[[ Material supplied open ]]
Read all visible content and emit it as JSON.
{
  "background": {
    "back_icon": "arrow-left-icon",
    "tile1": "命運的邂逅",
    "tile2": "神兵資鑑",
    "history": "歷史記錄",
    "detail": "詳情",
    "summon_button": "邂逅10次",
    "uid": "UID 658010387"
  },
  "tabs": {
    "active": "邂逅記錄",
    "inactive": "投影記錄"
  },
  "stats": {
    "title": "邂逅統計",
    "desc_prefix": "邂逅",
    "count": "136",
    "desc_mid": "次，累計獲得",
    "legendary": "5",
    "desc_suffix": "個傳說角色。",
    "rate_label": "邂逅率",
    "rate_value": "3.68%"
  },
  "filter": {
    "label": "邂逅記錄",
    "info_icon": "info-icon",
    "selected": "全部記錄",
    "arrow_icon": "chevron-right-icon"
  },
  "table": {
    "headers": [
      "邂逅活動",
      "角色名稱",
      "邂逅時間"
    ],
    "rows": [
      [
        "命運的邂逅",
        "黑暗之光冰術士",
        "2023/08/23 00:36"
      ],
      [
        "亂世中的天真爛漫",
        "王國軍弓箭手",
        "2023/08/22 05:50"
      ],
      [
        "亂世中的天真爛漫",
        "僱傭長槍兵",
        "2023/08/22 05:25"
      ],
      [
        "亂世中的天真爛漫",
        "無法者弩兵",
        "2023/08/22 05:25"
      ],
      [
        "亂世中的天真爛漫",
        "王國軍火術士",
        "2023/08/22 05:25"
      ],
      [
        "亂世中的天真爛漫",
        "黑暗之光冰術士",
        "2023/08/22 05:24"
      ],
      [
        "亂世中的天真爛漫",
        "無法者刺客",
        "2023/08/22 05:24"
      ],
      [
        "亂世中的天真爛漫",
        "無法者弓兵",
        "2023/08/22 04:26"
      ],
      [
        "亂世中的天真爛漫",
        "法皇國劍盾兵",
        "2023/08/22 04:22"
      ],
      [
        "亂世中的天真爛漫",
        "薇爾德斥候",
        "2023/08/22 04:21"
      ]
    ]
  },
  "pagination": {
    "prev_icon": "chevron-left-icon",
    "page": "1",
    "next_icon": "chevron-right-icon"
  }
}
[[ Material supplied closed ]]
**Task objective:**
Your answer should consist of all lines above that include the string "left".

**Expected output:**
    "back_icon": "arrow-left-icon",
    "prev_icon": "chevron-left-icon",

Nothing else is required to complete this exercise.